The Armée de l'Air (French Air Force) provided an E-3F for the airborne early warning and control (AEW&C). Coming from 36e escadron de détection et de contrôle aéroportés Berry (EDCA 01.036, Airborne Detection and Control Squadron) the eyes in the sky was flying straight out of its home base Avord.

Participating for the first time were three F-16AM’s from the Forțele Aeriene Române (Romanian Air Force). Coming from Escadrila 53 (53 Squadron), they are normally flying out of Fetesti.

Adding more Rafales to the exercise was the Al-Quwwat Al-Jawiyah Al-Amiriyah Al-Qatariyah (Qatar Emiri Air Force). They participated for the very first time in this year’s Iniochos. Five of their Rafale EQ/DQ’s participated from 1st Squadron, based at Tamim. After participating in Anatolian Eagle before, the Rafales made their debut in 2024 in Iniochos.

The Ejército del Aire (Spanish Air Force) joined from the Canary Islands at Gando Air Base with four of their F/A-18A+ Hornets from Ala 46 (46 Wing). Also joining from the Middle East, from the Al-Quwwat Al-Jawiyah Al-Malakiyah as-Su’udiyah (Royal Saudi Air Force), were six Typhoon F.2/T.3’s. Based at King Fahd Air Base, the Typhoons were all from 2 Wing, coming out of a mix of 3, 10 and 80 squadron.

Flying CSAR missions only in the first week of the exercise and not participating during the second week, there was a single AW139 from 460 MED (Moira Erevnas Diasosis, Search and Rescue Squadron) operated by the Cyprus Air Command which is based at Pafos Air Base.

In addition, one AB-412EPI of the Vazduhoplovstvo i protivvazdušna odbrana (Montenegrin Air Force) participated from Helikopterska Eskadrila (Helicopter squadron) at their home base Podgorica.

Operating during the exercise directly from their home base were United States Air Force F-16CM/DMs of the 31st Fighter Wing (FW), based at Aviano Air Base.

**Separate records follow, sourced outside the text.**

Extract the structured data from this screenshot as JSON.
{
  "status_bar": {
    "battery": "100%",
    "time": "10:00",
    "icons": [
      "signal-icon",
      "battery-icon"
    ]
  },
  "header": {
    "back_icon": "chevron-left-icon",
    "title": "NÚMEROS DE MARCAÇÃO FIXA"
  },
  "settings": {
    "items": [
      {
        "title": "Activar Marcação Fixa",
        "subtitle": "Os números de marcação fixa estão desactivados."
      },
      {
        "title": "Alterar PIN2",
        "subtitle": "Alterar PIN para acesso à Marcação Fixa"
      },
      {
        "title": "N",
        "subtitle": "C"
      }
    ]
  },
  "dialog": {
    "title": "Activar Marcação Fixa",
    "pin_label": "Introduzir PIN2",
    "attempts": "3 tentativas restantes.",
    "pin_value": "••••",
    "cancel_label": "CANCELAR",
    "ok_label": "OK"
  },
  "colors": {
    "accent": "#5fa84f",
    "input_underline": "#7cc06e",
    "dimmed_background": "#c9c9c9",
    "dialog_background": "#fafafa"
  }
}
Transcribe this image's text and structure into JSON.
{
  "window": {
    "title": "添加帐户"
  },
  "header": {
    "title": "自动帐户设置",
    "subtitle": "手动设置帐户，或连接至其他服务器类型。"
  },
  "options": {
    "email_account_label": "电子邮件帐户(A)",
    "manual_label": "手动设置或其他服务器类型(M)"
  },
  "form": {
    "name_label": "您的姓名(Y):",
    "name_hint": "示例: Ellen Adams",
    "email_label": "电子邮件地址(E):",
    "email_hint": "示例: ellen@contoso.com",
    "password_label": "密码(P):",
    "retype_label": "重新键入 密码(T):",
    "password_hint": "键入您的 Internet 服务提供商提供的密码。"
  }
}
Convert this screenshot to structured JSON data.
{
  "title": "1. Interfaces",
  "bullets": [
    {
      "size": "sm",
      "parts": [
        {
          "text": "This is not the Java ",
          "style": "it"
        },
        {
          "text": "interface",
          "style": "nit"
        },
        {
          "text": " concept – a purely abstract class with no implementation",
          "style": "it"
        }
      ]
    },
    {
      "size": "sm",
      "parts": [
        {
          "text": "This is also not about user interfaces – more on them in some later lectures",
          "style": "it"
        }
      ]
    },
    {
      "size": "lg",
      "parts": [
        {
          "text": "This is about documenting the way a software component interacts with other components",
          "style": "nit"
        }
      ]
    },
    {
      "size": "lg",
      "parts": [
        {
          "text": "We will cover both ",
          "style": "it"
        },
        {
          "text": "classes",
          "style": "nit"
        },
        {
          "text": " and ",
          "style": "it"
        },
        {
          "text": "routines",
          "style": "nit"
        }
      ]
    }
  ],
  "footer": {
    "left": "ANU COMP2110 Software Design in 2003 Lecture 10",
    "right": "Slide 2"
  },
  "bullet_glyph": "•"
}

Having to fly over the Adriatic Sea to join the missions, these were supported by several KC-135R’s operating out of Athens International Airport.

Also participating from an undisclosed Air Base were MQ-9 Reaper unmanned aerial vehicles.

Finally, the Royal Air Force participated with several Typhoons from their permanent joint operating base at RAF Akrotiri Air Base, Cyprus. With current operations at a high pace in the region, the RAF opted to participate in a similar way it did in 2023 during the Anatolian Eagle exercise in Turkey.
Two Royal Saudi Air Force Typhoon T.3s participated. The abillity to work together with their allies is crucial - Erik Bruijns
In addition to these air assets that completed 1027 sorties during the exercise, there were also participants from the Hellenic Army, Navy and Special Warfare Command, as well as Austrian and Portuguese Intelligence and Special Forces personnel. These non flying participants are very valuable to the exercise as they are involved in creating complex and realistic scenarios. Iniochos also saw observers join from different Air Forces, like Germany and Austria. The scale of the exercise and the dedication of the Hellenic Air Force to the exercise becomes even more clear when you zoom out and look at the whole operating area. Kalamata Air Base for instance, a very busy airfield where the Hellenic Air Force training wing is based, would shut down all their operations between certain hours of the day. This would enable the exercise to make use of the base. Patriot surface-to-air missile (SAM) systems would start up to provide an extra threat for the participating aircraft. Different bases across Greece would have the same ways of working during the two weeks, adding to the real life feel of the exercise.